THE TASK:
Print the listing again exactly, leaving nothing out.

DATA IN THIS EXERCISE:
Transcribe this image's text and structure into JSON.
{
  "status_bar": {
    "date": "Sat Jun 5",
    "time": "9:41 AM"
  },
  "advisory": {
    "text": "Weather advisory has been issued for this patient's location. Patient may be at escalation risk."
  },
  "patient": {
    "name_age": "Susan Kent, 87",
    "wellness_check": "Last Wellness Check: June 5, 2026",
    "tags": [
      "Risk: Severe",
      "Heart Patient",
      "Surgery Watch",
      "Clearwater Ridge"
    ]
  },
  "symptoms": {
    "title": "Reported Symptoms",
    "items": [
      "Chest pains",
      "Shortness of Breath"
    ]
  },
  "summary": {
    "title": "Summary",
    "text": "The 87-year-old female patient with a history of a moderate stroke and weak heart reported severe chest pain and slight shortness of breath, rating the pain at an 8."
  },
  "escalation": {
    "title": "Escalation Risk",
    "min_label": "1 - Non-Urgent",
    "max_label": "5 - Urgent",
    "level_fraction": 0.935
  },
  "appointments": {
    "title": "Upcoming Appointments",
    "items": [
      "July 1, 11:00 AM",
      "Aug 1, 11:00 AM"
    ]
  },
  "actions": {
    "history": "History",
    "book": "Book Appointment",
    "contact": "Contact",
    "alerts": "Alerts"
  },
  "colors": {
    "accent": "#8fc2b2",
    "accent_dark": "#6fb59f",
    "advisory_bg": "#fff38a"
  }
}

RESPONSE AREA:
Transcribe this image's text and structure into JSON.
{
  "status_bar": {
    "date": "Sat Jun 5",
    "time": "9:41 AM"
  },
  "advisory": {
    "text": "Weather advisory has been issued for this patient's location. Patient may be at escalation risk."
  },
  "patient": {
    "name_age": "Susan Kent, 87",
    "wellness_check": "Last Wellness Check: June 5, 2026",
    "tags": [
      "Risk: Severe",
      "Heart Patient",
      "Surgery Watch",
      "Clearwater Ridge"
    ]
  },
  "symptoms": {
    "title": "Reported Symptoms",
    "items": [
      "Chest pains",
      "Shortness of Breath"
    ]
  },
  "summary": {
    "title": "Summary",
    "text": "The 87-year-old female patient with a history of a moderate stroke and weak heart reported severe chest pain and slight shortness of breath, rating the pain at an 8."
  },
  "escalation": {
    "title": "Escalation Risk",
    "min_label": "1 - Non-Urgent",
    "max_label": "5 - Urgent",
    "level_fraction": 0.935
  },
  "appointments": {
    "title": "Upcoming Appointments",
    "items": [
      "July 1, 11:00 AM",
      "Aug 1, 11:00 AM"
    ]
  },
  "actions": {
    "history": "History",
    "book": "Book Appointment",
    "contact": "Contact",
    "alerts": "Alerts"
  },
  "colors": {
    "accent": "#8fc2b2",
    "accent_dark": "#6fb59f",
    "advisory_bg": "#fff38a"
  }
}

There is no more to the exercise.